Mash-ups are a risky venture, plain and simple. We’ve had examples throughout the years such as Pride and Prejudice and Zombies, Abraham Lincoln: Vampire Hunter, and Cowboys vs. Aliens, which according to Hollywood, are box office failures. So who’s to say that a mash-up of Cops and World of Warcraft couldn’t work? Well, it doesn’t. Some things just don’t go together, like a pickle and peanut butter sandwich.

I was introduced to a world where orcs, fairies, elves and humans co-exist, in the gang-ridden city of Los Angeles. From the beginning I felt as if at some point the narrative would change on how or when this happened. It never came, nor was it mentioned in any context between the characters. It was just assumed that, as the viewer, I had to just accept it for what it is. This is a problem for me, especially when it’s an outrageous idea to bring the fantasy elements into a present day scenario where we have these pre-existing issues. Racism and stereotyping is brought up several times throughout the movie, but never delves into why the Elves are the 5% and the Orcs are bottom feeders.

The director here is David Ayer, who is no stranger to the cop milieu, but to the fantasy lands. He not only wrote the Denzel Washington classic cop drama Training Day, but also End Of Watch with Jake Gyllenhaal. He is no stranger to the harsh, tense day-to-day situations cops go through, and keeps to his story telling ways in Bright. The intensity is present with car chases, explosions, guns, and I mean ALOT of guns, and the gang culture surrounding Los Angeles. If this was just a cop drama, it would’ve been a decent watch. Mixing fantasy elements, I believe, ruined what this movie could’ve been. A 12 episode series would’ve flushed out the characters, and given insight to the stereotypes not explained to us in the movie, as well as the tension between the different races.

The only redeeming quality of the movie is Will Smith’s portrayal of veteran cop Daryl Ward. Smith is intense with some sarcastic humor thrown in, believable as a cop. Joel Edgerton plays Smith’s rookie partner Nick Jakoby, and even under all the prosthetic makeup, is able to give a decent performance as an orc-cop.
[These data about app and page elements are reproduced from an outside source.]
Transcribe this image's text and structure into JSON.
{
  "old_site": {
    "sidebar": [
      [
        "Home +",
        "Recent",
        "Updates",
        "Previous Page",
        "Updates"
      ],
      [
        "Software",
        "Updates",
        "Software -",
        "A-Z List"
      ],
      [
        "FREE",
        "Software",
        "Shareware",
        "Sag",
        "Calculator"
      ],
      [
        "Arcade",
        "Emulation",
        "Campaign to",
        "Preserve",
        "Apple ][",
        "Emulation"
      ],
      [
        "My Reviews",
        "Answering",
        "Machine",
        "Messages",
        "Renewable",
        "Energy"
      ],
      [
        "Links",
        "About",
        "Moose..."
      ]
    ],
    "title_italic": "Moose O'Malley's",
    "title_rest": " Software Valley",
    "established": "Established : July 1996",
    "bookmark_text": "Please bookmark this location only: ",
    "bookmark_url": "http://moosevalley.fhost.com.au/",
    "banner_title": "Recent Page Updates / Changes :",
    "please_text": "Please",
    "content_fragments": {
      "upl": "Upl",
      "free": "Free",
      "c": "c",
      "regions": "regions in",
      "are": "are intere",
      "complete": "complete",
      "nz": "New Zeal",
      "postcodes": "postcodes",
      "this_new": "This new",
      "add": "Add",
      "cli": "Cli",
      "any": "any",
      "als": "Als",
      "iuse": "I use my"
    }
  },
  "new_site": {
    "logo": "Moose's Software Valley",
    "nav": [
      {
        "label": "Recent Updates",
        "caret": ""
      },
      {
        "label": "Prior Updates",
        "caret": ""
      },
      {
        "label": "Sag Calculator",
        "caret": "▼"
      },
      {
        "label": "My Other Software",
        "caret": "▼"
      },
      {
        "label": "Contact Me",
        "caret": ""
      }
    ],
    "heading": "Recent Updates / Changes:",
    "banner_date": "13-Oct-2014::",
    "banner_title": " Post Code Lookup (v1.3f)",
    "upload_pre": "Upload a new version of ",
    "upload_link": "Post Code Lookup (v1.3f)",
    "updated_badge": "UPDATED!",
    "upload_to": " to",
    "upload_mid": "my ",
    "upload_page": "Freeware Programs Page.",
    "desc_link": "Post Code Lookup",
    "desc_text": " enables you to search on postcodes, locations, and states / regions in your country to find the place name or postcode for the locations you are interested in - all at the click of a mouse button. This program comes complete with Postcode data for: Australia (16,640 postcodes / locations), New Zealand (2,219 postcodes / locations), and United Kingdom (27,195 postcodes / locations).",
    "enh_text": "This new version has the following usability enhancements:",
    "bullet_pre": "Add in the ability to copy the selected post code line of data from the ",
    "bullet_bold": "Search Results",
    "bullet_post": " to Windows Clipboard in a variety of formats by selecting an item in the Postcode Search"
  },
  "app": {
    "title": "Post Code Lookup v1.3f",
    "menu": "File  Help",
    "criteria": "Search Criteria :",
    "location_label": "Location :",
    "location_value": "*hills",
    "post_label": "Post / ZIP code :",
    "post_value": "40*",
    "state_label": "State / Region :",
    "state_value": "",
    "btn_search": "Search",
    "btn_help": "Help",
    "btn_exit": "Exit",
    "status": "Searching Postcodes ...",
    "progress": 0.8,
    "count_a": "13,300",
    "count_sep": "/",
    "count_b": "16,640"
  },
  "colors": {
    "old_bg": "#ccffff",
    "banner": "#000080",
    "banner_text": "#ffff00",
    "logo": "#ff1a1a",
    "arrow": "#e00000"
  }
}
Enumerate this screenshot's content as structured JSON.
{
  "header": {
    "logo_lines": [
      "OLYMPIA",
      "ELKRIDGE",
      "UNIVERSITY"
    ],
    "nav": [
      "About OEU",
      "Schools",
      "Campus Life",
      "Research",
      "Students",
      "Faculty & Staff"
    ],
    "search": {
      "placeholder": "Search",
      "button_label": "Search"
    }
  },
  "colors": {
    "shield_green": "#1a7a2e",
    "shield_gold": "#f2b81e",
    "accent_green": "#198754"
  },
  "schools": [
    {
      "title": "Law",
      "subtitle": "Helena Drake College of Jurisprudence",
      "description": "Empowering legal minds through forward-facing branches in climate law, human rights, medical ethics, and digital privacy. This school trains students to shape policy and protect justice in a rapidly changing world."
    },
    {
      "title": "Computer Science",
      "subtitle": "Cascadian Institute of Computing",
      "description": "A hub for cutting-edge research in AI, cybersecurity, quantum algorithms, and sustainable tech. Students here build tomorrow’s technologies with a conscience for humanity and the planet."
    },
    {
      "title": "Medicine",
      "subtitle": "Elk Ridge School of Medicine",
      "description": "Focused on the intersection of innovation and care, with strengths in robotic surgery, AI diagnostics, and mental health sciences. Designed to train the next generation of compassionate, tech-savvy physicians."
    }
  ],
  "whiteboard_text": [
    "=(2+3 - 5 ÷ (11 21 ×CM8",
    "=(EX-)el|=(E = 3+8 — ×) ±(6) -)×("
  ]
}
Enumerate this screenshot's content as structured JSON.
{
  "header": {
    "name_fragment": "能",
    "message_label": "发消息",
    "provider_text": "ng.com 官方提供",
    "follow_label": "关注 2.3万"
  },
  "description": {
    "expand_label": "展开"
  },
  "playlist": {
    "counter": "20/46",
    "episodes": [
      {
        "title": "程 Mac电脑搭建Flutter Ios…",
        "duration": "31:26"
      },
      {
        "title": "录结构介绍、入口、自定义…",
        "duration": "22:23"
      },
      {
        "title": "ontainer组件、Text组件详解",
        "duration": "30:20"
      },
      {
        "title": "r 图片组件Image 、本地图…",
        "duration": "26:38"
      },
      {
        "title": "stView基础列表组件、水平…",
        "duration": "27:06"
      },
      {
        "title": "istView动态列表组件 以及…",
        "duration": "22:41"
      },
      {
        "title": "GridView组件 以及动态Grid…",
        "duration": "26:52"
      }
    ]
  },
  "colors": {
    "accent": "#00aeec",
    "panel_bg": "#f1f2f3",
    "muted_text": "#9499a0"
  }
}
I give this movie a 6/10

Did you think it was a successful endeavor by Netflix? Do you like peanut butter and pickle sandwiches? Let Nerdbot know in the comments below!!!!!